2 The Guardian article is the only one to explicitly mention that Zizou denied the terrorist slur; the exact nature of Materazzi’s insult is still unclear. If the abuse was racist, Zizou’s reaction is not just acceptable but laudable.
3 More shameful was the spray painting of Swastikas in Rome’s ancient Jewish ghetto. For more on racism in Italian soccer, see “Mussolini’s Team,” “Footballer’s ‘Fascist Salute’ Row,” “Fans’ Racism Returns to Taint Games in Italy and Spain,” and “Why Today I Wear My Zidane Jersey.”
4 The 17 players from ethnic minorities in the Les Bleus outnumber the number of minorities in the French Parliament — 11 out of a total of 577.
5 While ethnic minorities in the Les Bleus have embraced their French nationality and are looked upon as model citizens, “a minority presence among the ruling political and economic classes is conspicuously absent . . . police harassment is often practiced with impunity and . . . discrimination in employment and housing is a daily reality for those French deemed to be of immigrant background” (qtd. in Graham Murray, “France: the Riots and the Republic,” Race & Class 47.4, 2006, p.31).
6 Indeed, as his teammate Lilian Thuram observed: “When you are rich and famous, people tend not to see your colour.” Zizou can continue to be pleased that his Algerian roots are not being ignored, but this doesn’t amount to much; his Algerian descent doesn’t translate to greater acceptability of Algerians (or African immigrants) in French society. As Robert Fisk observed, the riots of last fall could be traced to the unhealed wounds of the Algerian war of independence and were concentrated in “areas where lower middle-class French people who were pieds-noirs [from Algeria] now live.” Far from acknowledging its hoary past, last November the French state sought to sanitize it by requiring school syllabuses to “recognise, in particular, the positive role of the French presence overseas, notably in North Africa” [qtd. in Murray, op. cit., p.35).
7 Much has been made of Les Bleus striker Thierry Henry “goading” Nike to issue anti-racist wristbands, the proceeds of which are to support Nike’s “Stand Up Speak Up” campaign against racism. For anyone who is aware of Nike’s sweatshop practices in the majority world (see CorpWatch), the PR-value of such an initiative to Nike should be obvious! Thankfully, some anti-racist groups in Spain and Italy haven’t fallen for the bait and refused to take money from Nike. Also, as has been rightly noted, it is “easy for everyone to support a campaign against racism in football when it is targeted against pathologically aggressive, neo-Nazi thugs. It might prove a little more tricky to generate football-wide support if we were to start asking questions about the attitudes in the boardroom, on the pitch, and in the training ground.” Fighting racism in the larger society is, of course, an entirely different ball game.

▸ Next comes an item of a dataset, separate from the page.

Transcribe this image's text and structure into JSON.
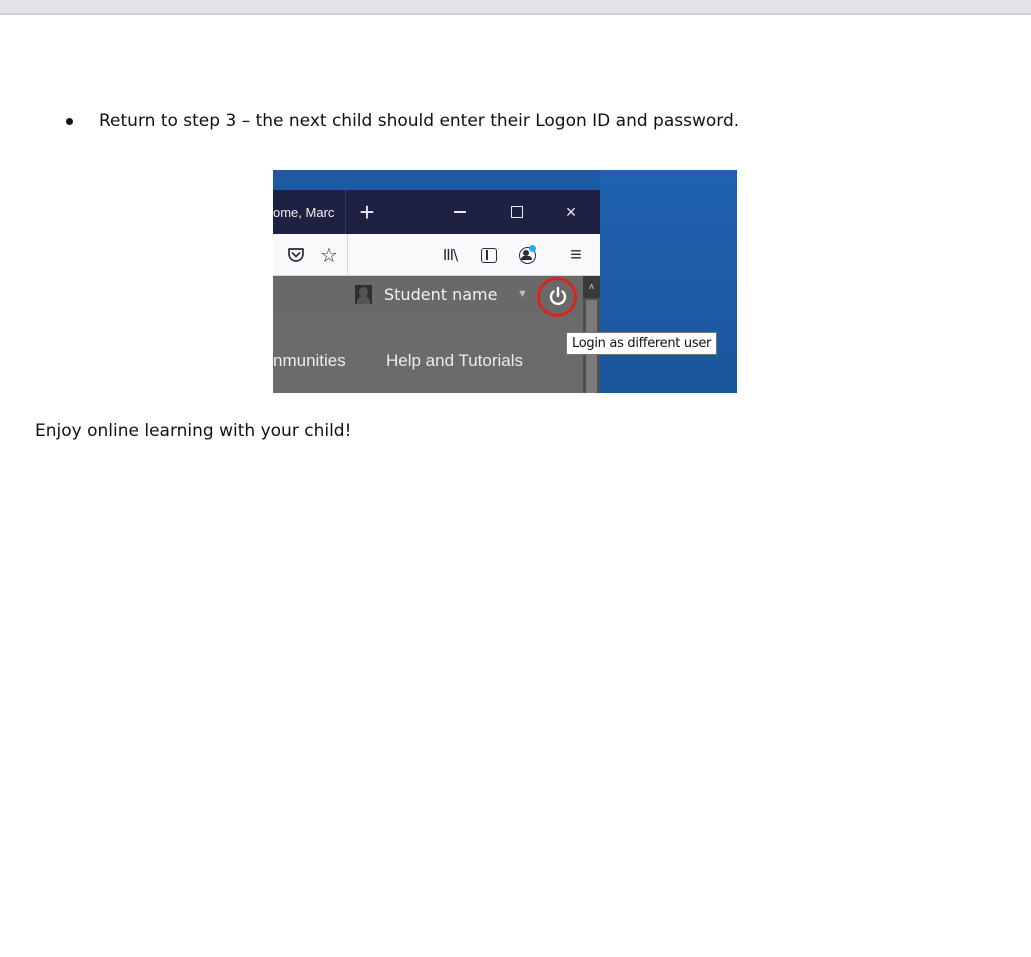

Ra Ravishankar is a contributor to the Campaign to Stop Funding Hate.